The university contends the side-track agreement does not provide for indemnity where there is a variance between degrees of fault, e.g., active and passive negligence and that, in Illinois, an indemnity agreement will not be construed as indemnifying one against his own negligence unless such is required by the clear and explicit provisions of the contract. In other words, the university urges that if the railroad an active tortfeasor expected to be indemnified by a passive tortfeasor, the agreement would have had to expressly so state.

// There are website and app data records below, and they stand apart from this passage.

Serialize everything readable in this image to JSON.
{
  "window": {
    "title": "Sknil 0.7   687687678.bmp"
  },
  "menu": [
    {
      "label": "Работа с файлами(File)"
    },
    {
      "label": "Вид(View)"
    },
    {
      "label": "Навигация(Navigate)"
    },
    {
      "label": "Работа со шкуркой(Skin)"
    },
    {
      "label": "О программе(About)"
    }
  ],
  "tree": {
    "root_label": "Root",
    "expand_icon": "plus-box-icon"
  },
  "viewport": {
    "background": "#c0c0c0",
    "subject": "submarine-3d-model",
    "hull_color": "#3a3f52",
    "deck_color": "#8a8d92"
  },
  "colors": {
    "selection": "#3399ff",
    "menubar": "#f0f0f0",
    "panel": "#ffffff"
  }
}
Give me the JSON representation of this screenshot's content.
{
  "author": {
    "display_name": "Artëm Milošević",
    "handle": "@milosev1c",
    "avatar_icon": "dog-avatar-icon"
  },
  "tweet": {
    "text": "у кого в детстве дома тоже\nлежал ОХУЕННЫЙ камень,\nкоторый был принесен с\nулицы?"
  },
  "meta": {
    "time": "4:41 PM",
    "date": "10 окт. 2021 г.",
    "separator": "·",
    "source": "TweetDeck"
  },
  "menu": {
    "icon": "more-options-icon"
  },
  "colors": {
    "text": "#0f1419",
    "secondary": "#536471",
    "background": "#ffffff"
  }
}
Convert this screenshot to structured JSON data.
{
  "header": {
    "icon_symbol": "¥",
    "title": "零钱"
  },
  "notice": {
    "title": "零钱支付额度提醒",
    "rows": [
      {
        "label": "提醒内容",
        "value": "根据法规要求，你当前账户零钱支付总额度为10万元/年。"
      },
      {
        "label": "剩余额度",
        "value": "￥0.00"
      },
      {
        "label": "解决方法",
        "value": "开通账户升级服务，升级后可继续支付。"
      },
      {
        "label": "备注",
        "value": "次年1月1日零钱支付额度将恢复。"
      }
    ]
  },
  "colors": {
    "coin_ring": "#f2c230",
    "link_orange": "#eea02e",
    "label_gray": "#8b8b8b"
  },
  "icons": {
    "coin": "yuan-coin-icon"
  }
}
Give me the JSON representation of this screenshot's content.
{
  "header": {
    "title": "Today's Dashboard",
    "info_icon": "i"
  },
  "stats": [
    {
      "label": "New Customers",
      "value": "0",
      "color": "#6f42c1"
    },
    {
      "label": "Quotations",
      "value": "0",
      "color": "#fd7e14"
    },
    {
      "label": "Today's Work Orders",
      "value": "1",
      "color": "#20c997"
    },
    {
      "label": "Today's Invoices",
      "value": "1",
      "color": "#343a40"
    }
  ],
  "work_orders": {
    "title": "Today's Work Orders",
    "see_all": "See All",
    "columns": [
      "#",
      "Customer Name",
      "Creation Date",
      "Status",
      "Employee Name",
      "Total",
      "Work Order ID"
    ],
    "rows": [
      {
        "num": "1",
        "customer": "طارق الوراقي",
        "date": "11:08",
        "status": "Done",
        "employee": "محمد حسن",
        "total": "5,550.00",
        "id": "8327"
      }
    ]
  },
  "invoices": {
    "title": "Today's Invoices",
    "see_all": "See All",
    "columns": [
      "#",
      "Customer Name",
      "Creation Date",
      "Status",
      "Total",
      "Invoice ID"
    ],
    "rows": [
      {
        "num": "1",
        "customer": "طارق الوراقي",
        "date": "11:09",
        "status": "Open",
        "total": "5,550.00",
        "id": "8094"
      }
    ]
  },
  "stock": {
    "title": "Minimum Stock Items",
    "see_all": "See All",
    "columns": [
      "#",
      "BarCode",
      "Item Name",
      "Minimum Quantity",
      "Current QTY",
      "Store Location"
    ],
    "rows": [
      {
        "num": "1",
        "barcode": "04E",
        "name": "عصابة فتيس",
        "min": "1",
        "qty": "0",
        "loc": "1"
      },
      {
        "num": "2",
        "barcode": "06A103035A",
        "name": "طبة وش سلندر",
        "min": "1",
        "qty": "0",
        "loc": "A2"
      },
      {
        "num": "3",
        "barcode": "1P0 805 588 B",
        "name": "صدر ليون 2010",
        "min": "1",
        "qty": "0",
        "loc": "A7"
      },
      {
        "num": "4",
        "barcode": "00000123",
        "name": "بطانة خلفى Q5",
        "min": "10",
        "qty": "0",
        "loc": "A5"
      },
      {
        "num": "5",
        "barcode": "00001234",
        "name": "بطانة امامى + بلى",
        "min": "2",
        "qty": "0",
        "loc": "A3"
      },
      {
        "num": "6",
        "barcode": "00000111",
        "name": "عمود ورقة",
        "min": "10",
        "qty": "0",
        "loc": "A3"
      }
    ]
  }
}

In support of its position, the university cites and principally relies upon Booth-Kelly Lumber Co. v. Southern Pacific Co. (9th Cir. 1950), 183 F.2d 902. It is urged that Booth-Kelly interpreted a similar agreement and held that the railroad is entitled to equal contribution when its negligence is "of the same character" as the industry and that the words "joint or concurring negligence," as used in the agreement, permits equal contribution where the parties are in pari delicto.
In addition, the university cites many cases in its brief in support of its theory. One is Tatar v. Maxon Construction Co. (1973), 54 Ill.2d 64, 294 N.E.2d 272, wherein our supreme court held that an indemnity agreement, which provided that a subcontractor would indemnify his general contractor, does not indemnify against the subcontractor's own negligence.
The indemnification agreement in Tatar, of course, is not the same as that in the instant case. In reaching its decision, the supreme court stated at page 67:
"We have examined the authorities cited by the parties and many of those collected at 27 A.L.R.3d 663, and conclude that the contractual provisions involved are so varied that each must stand on its own language and little is to be gained by an attempt to analyze, distinguish or reconcile the decisions. The only guidance afforded is found in the accepted rule of interpretation which requires that the agreement be given a fair and reasonable interpretation based upon a consideration of all of its language and provisions."
• 5 The agreement in question in this case has been in effect since 1928. Since that date, many decisions have set forth developing ideas and theories. Yet these parties did not deem it necessary to change the language. We believe the reason they did not is that the words "joint or concurring negligence of both parties hereto, it shall be borne by them equally" fairly and reasonably expressed their mutual intention. Those words, in consideration of the language of the entire side-track agreement, need no modification or additions. The language, in our opinion, clearly states that under the facts of this case, both the railroad and university shall be jointly liable. The trial court correctly ordered the university to contribute the sum of $62,500.
For these reasons, the judgment of the circuit court of Cook County is affirmed.
STAMOS and LEIGHTON, JJ., concur.
© 2002 VersusLaw Inc.